Chambers, 74, was killed after he was hit by a dump truck just before noon. The driver stopped after the accident and cooperated with investigators, Pierce County sheriff’s spokesman Ed Troyer said.
Neighbors in the area were saddened by Chambers’ death but not completely surprised.
“We knew it was going to happen sooner or later,” said Sandy Martinez, the owner of the Handi Stop Grocery and Gas at Meridian Avenue East and Kapowsin Highway. “He was always in the middle of the road.”
Martinez said Chambers made daily visits to her store. Just before the accident he had cashed an $8 check.
“He had a hard time talking,” Martinez said. “You couldn’t really talk to him.”
Customers would vent to Martinez constantly about Chambers, she said. Drivers would swerve to avoid hitting him.
Chambers lived at the Country Cottage Guest Home, an assisted living facility on the Kapowsin Highway.
“We called the Cottage a couple of times that John is going to get hit,” Martinez said.
The home is owned by Robert and Nancy Judd.
Robert Judd said Thursday he could not comment about Chambers because of the investigation into his death. He did not know of any family members Chambers might have.
“We could not find any,” Judd said.
Judd said his facility is for adults who can’t live alone and need help.
“Everybody is ambulatory,” he said. “Everybody comes and goes.”
Dump trucks, logging trucks and other haulers travel the road, one every minute or so on Thursday morning.
Kapowsin Highway does not have shoulders along much of its length. Anyone biking it must ride in the road.
But Chambers sometime meandered so far as to enter the opposite lane, Martinez said.
John Sherlock was at the end of his driveway not far from the accident scene on Thursday, seeing his girlfriend’s granddaughter off on her school bus.
He had done the same thing Wednesday morning and then gone back inside his home.
“We heard a truck horn,” Sherlock recalled. “It was really loud.”
Sherlock looked out his window and saw Chambers biking on the road. A truck had honked at him.
“About 20 minutes later, me and my girlfriend, we see all the ambulances,” he said.
“It’s so sad,” said Sherlock’s girlfriend, Carla Ragan. She had seen Chambers walking and biking on the road for more than 10 years, she said.
“This man has been doing this for years,” Ragan said. “He was happy as a bedbug, minding his own business.”
Next to the family’s driveway is a memorial to another accident victim, Doug Leifeste, 26. He died May 5, 2015, after a motorcycle accident on the road.
Another neighbor, Christopher Lessard, said he’s known Chambers since Lessard was a boy in the early 1990s.

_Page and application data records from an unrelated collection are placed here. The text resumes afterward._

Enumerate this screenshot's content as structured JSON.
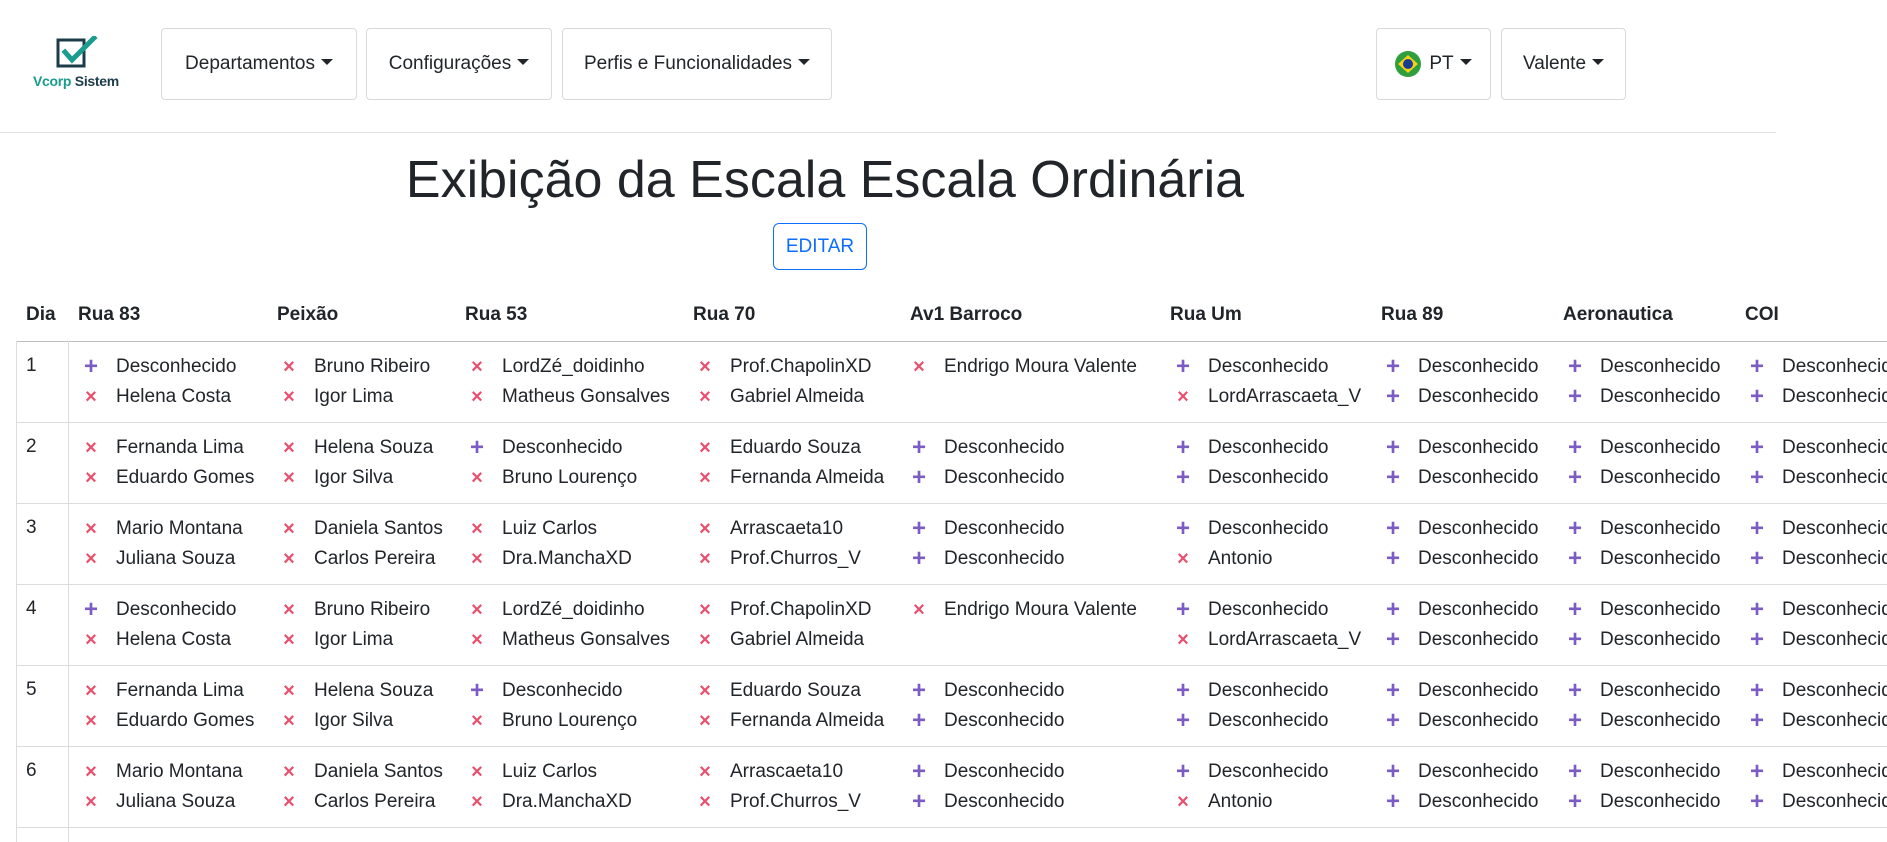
{
  "logo": {
    "part1": "Vcorp",
    "part2": "Sistem"
  },
  "nav": {
    "departamentos": "Departamentos",
    "configuracoes": "Configurações",
    "perfis": "Perfis e Funcionalidades",
    "language": "PT",
    "user": "Valente"
  },
  "page": {
    "title": "Exibição da Escala Escala Ordinária",
    "edit_label": "EDITAR"
  },
  "icons": {
    "x": "×",
    "plus": "+",
    "remove_icon": "x-icon",
    "add_icon": "plus-icon",
    "flag_icon": "brazil-flag-icon"
  },
  "colors": {
    "x": "#e8506d",
    "plus": "#7b5cc4",
    "accent": "#0d6efd",
    "logo_teal": "#1a9c8e"
  },
  "table": {
    "headers": [
      "Dia",
      "Rua 83",
      "Peixão",
      "Rua 53",
      "Rua 70",
      "Av1 Barroco",
      "Rua Um",
      "Rua 89",
      "Aeronautica",
      "COI"
    ],
    "rows": [
      {
        "day": "1",
        "cells": [
          [
            {
              "m": "plus",
              "n": "Desconhecido"
            },
            {
              "m": "x",
              "n": "Helena Costa"
            }
          ],
          [
            {
              "m": "x",
              "n": "Bruno Ribeiro"
            },
            {
              "m": "x",
              "n": "Igor Lima"
            }
          ],
          [
            {
              "m": "x",
              "n": "LordZé_doidinho"
            },
            {
              "m": "x",
              "n": "Matheus Gonsalves"
            }
          ],
          [
            {
              "m": "x",
              "n": "Prof.ChapolinXD"
            },
            {
              "m": "x",
              "n": "Gabriel Almeida"
            }
          ],
          [
            {
              "m": "x",
              "n": "Endrigo Moura Valente"
            }
          ],
          [
            {
              "m": "plus",
              "n": "Desconhecido"
            },
            {
              "m": "x",
              "n": "LordArrascaeta_V"
            }
          ],
          [
            {
              "m": "plus",
              "n": "Desconhecido"
            },
            {
              "m": "plus",
              "n": "Desconhecido"
            }
          ],
          [
            {
              "m": "plus",
              "n": "Desconhecido"
            },
            {
              "m": "plus",
              "n": "Desconhecido"
            }
          ],
          [
            {
              "m": "plus",
              "n": "Desconhecido"
            },
            {
              "m": "plus",
              "n": "Desconhecido"
            }
          ]
        ]
      },
      {
        "day": "2",
        "cells": [
          [
            {
              "m": "x",
              "n": "Fernanda Lima"
            },
            {
              "m": "x",
              "n": "Eduardo Gomes"
            }
          ],
          [
            {
              "m": "x",
              "n": "Helena Souza"
            },
            {
              "m": "x",
              "n": "Igor Silva"
            }
          ],
          [
            {
              "m": "plus",
              "n": "Desconhecido"
            },
            {
              "m": "x",
              "n": "Bruno Lourenço"
            }
          ],
          [
            {
              "m": "x",
              "n": "Eduardo Souza"
            },
            {
              "m": "x",
              "n": "Fernanda Almeida"
            }
          ],
          [
            {
              "m": "plus",
              "n": "Desconhecido"
            },
            {
              "m": "plus",
              "n": "Desconhecido"
            }
          ],
          [
            {
              "m": "plus",
              "n": "Desconhecido"
            },
            {
              "m": "plus",
              "n": "Desconhecido"
            }
          ],
          [
            {
              "m": "plus",
              "n": "Desconhecido"
            },
            {
              "m": "plus",
              "n": "Desconhecido"
            }
          ],
          [
            {
              "m": "plus",
              "n": "Desconhecido"
            },
            {
              "m": "plus",
              "n": "Desconhecido"
            }
          ],
          [
            {
              "m": "plus",
              "n": "Desconhecido"
            },
            {
              "m": "plus",
              "n": "Desconhecido"
            }
          ]
        ]
      },
      {
        "day": "3",
        "cells": [
          [
            {
              "m": "x",
              "n": "Mario Montana"
            },
            {
              "m": "x",
              "n": "Juliana Souza"
            }
          ],
          [
            {
              "m": "x",
              "n": "Daniela Santos"
            },
            {
              "m": "x",
              "n": "Carlos Pereira"
            }
          ],
          [
            {
              "m": "x",
              "n": "Luiz Carlos"
            },
            {
              "m": "x",
              "n": "Dra.ManchaXD"
            }
          ],
          [
            {
              "m": "x",
              "n": "Arrascaeta10"
            },
            {
              "m": "x",
              "n": "Prof.Churros_V"
            }
          ],
          [
            {
              "m": "plus",
              "n": "Desconhecido"
            },
            {
              "m": "plus",
              "n": "Desconhecido"
            }
          ],
          [
            {
              "m": "plus",
              "n": "Desconhecido"
            },
            {
              "m": "x",
              "n": "Antonio"
            }
          ],
          [
            {
              "m": "plus",
              "n": "Desconhecido"
            },
            {
              "m": "plus",
              "n": "Desconhecido"
            }
          ],
          [
            {
              "m": "plus",
              "n": "Desconhecido"
            },
            {
              "m": "plus",
              "n": "Desconhecido"
            }
          ],
          [
            {
              "m": "plus",
              "n": "Desconhecido"
            },
            {
              "m": "plus",
              "n": "Desconhecido"
            }
          ]
        ]
      },
      {
        "day": "4",
        "cells": [
          [
            {
              "m": "plus",
              "n": "Desconhecido"
            },
            {
              "m": "x",
              "n": "Helena Costa"
            }
          ],
          [
            {
              "m": "x",
              "n": "Bruno Ribeiro"
            },
            {
              "m": "x",
              "n": "Igor Lima"
            }
          ],
          [
            {
              "m": "x",
              "n": "LordZé_doidinho"
            },
            {
              "m": "x",
              "n": "Matheus Gonsalves"
            }
          ],
          [
            {
              "m": "x",
              "n": "Prof.ChapolinXD"
            },
            {
              "m": "x",
              "n": "Gabriel Almeida"
            }
          ],
          [
            {
              "m": "x",
              "n": "Endrigo Moura Valente"
            }
          ],
          [
            {
              "m": "plus",
              "n": "Desconhecido"
            },
            {
              "m": "x",
              "n": "LordArrascaeta_V"
            }
          ],
          [
            {
              "m": "plus",
              "n": "Desconhecido"
            },
            {
              "m": "plus",
              "n": "Desconhecido"
            }
          ],
          [
            {
              "m": "plus",
              "n": "Desconhecido"
            },
            {
              "m": "plus",
              "n": "Desconhecido"
            }
          ],
          [
            {
              "m": "plus",
              "n": "Desconhecido"
            },
            {
              "m": "plus",
              "n": "Desconhecido"
            }
          ]
        ]
      },
      {
        "day": "5",
        "cells": [
          [
            {
              "m": "x",
              "n": "Fernanda Lima"
            },
            {
              "m": "x",
              "n": "Eduardo Gomes"
            }
          ],
          [
            {
              "m": "x",
              "n": "Helena Souza"
            },
            {
              "m": "x",
              "n": "Igor Silva"
            }
          ],
          [
            {
              "m": "plus",
              "n": "Desconhecido"
            },
            {
              "m": "x",
              "n": "Bruno Lourenço"
            }
          ],
          [
            {
              "m": "x",
              "n": "Eduardo Souza"
            },
            {
              "m": "x",
              "n": "Fernanda Almeida"
            }
          ],
          [
            {
              "m": "plus",
              "n": "Desconhecido"
            },
            {
              "m": "plus",
              "n": "Desconhecido"
            }
          ],
          [
            {
              "m": "plus",
              "n": "Desconhecido"
            },
            {
              "m": "plus",
              "n": "Desconhecido"
            }
          ],
          [
            {
              "m": "plus",
              "n": "Desconhecido"
            },
            {
              "m": "plus",
              "n": "Desconhecido"
            }
          ],
          [
            {
              "m": "plus",
              "n": "Desconhecido"
            },
            {
              "m": "plus",
              "n": "Desconhecido"
            }
          ],
          [
            {
              "m": "plus",
              "n": "Desconhecido"
            },
            {
              "m": "plus",
              "n": "Desconhecido"
            }
          ]
        ]
      },
      {
        "day": "6",
        "cells": [
          [
            {
              "m": "x",
              "n": "Mario Montana"
            },
            {
              "m": "x",
              "n": "Juliana Souza"
            }
          ],
          [
            {
              "m": "x",
              "n": "Daniela Santos"
            },
            {
              "m": "x",
              "n": "Carlos Pereira"
            }
          ],
          [
            {
              "m": "x",
              "n": "Luiz Carlos"
            },
            {
              "m": "x",
              "n": "Dra.ManchaXD"
            }
          ],
          [
            {
              "m": "x",
              "n": "Arrascaeta10"
            },
            {
              "m": "x",
              "n": "Prof.Churros_V"
            }
          ],
          [
            {
              "m": "plus",
              "n": "Desconhecido"
            },
            {
              "m": "plus",
              "n": "Desconhecido"
            }
          ],
          [
            {
              "m": "plus",
              "n": "Desconhecido"
            },
            {
              "m": "x",
              "n": "Antonio"
            }
          ],
          [
            {
              "m": "plus",
              "n": "Desconhecido"
            },
            {
              "m": "plus",
              "n": "Desconhecido"
            }
          ],
          [
            {
              "m": "plus",
              "n": "Desconhecido"
            },
            {
              "m": "plus",
              "n": "Desconhecido"
            }
          ],
          [
            {
              "m": "plus",
              "n": "Desconhecido"
            },
            {
              "m": "plus",
              "n": "Desconhecido"
            }
          ]
        ]
      }
    ]
  }
}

“He’s always walked or rode a bike down the road,” he said.
He would playfully throw pebbles at Lessard and other children.
“He would always wave at you,” Lessard said.